(Data records)
>>>>

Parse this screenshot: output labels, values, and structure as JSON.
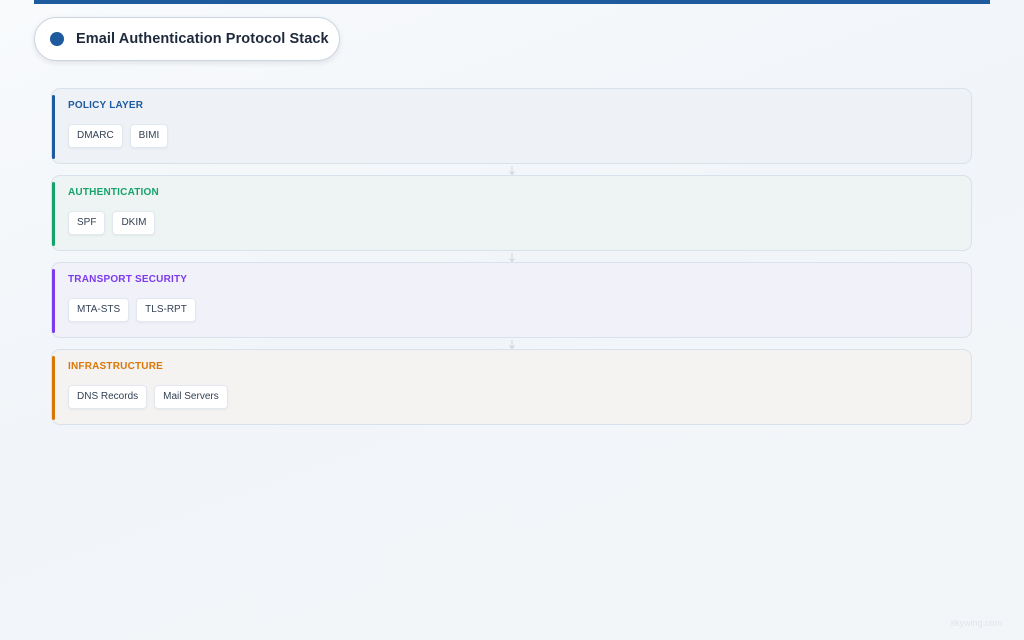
{
  "title": "Email Authentication Protocol Stack",
  "colors": {
    "accent": "#1e5a9e"
  },
  "layers": [
    {
      "label": "POLICY LAYER",
      "color": "#1e5a9e",
      "background": "#eef2f7",
      "items": [
        "DMARC",
        "BIMI"
      ]
    },
    {
      "label": "AUTHENTICATION",
      "color": "#16a36a",
      "background": "#edf4f3",
      "items": [
        "SPF",
        "DKIM"
      ]
    },
    {
      "label": "TRANSPORT SECURITY",
      "color": "#7c3aed",
      "background": "#f1f1fa",
      "items": [
        "MTA-STS",
        "TLS-RPT"
      ]
    },
    {
      "label": "INFRASTRUCTURE",
      "color": "#d97706",
      "background": "#f5f3f1",
      "items": [
        "DNS Records",
        "Mail Servers"
      ]
    }
  ],
  "watermark": "skywing.com"
}
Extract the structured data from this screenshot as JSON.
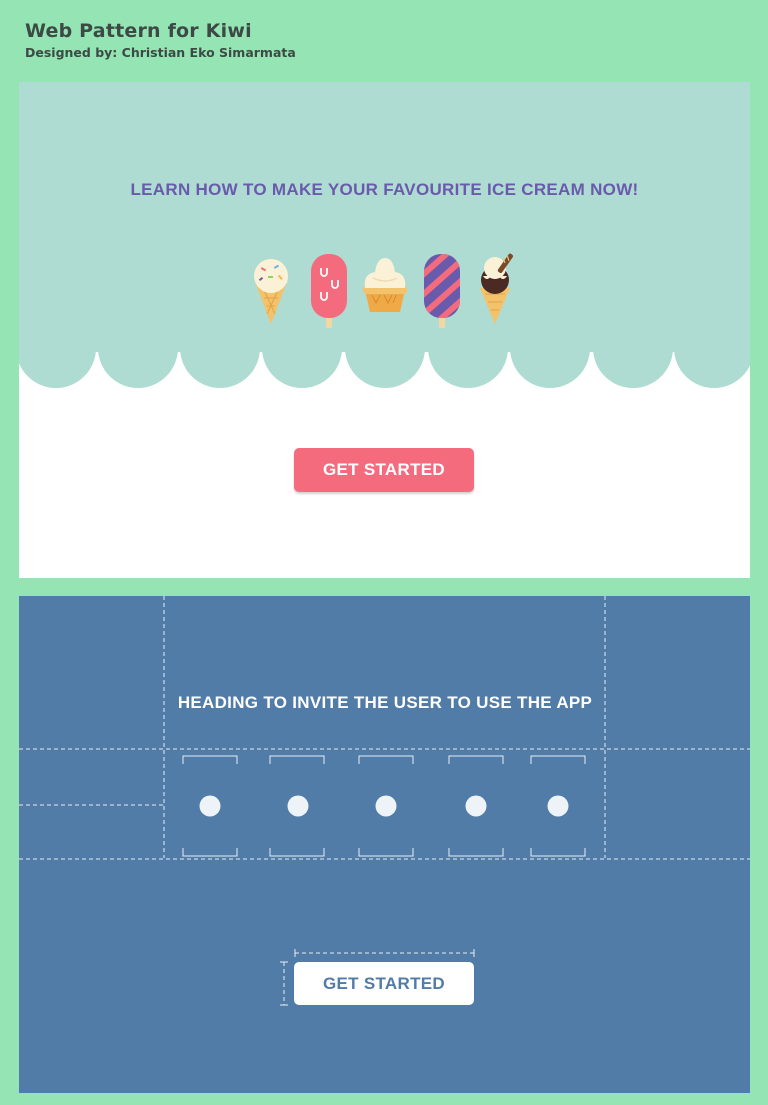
{
  "header": {
    "title": "Web Pattern for Kiwi",
    "subtitle": "Designed by: Christian Eko Simarmata"
  },
  "panel_design": {
    "heading": "LEARN HOW TO MAKE YOUR FAVOURITE ICE CREAM NOW!",
    "icons": [
      "sprinkle-cone-icon",
      "pink-popsicle-icon",
      "cupcake-cone-icon",
      "striped-popsicle-icon",
      "chocolate-cone-icon"
    ],
    "cta_label": "GET STARTED",
    "colors": {
      "hero_bg": "#aedcd3",
      "heading": "#6a5aac",
      "cta": "#f56b7e"
    }
  },
  "panel_wireframe": {
    "heading": "HEADING TO INVITE THE USER TO USE THE APP",
    "cta_label": "GET STARTED",
    "colors": {
      "bg": "#517ca8",
      "cta_text": "#517ca8"
    }
  },
  "page_bg": "#95e5b4"
}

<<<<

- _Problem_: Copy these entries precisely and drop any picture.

- _Result_:
Parse this screenshot: output labels, values, and structure as JSON.
{
  "title": "Email Authentication Protocol Stack",
  "colors": {
    "accent": "#1e5a9e"
  },
  "layers": [
    {
      "label": "POLICY LAYER",
      "color": "#1e5a9e",
      "background": "#eef2f7",
      "items": [
        "DMARC",
        "BIMI"
      ]
    },
    {
      "label": "AUTHENTICATION",
      "color": "#16a36a",
      "background": "#edf4f3",
      "items": [
        "SPF",
        "DKIM"
      ]
    },
    {
      "label": "TRANSPORT SECURITY",
      "color": "#7c3aed",
      "background": "#f1f1fa",
      "items": [
        "MTA-STS",
        "TLS-RPT"
      ]
    },
    {
      "label": "INFRASTRUCTURE",
      "color": "#d97706",
      "background": "#f5f3f1",
      "items": [
        "DNS Records",
        "Mail Servers"
      ]
    }
  ],
  "watermark": "skywing.com"
}
Extract the structured data from this screenshot as JSON.
{
  "header": {
    "title": "Web Pattern for Kiwi",
    "subtitle": "Designed by: Christian Eko Simarmata"
  },
  "panel_design": {
    "heading": "LEARN HOW TO MAKE YOUR FAVOURITE ICE CREAM NOW!",
    "icons": [
      "sprinkle-cone-icon",
      "pink-popsicle-icon",
      "cupcake-cone-icon",
      "striped-popsicle-icon",
      "chocolate-cone-icon"
    ],
    "cta_label": "GET STARTED",
    "colors": {
      "hero_bg": "#aedcd3",
      "heading": "#6a5aac",
      "cta": "#f56b7e"
    }
  },
  "panel_wireframe": {
    "heading": "HEADING TO INVITE THE USER TO USE THE APP",
    "cta_label": "GET STARTED",
    "colors": {
      "bg": "#517ca8",
      "cta_text": "#517ca8"
    }
  },
  "page_bg": "#95e5b4"
}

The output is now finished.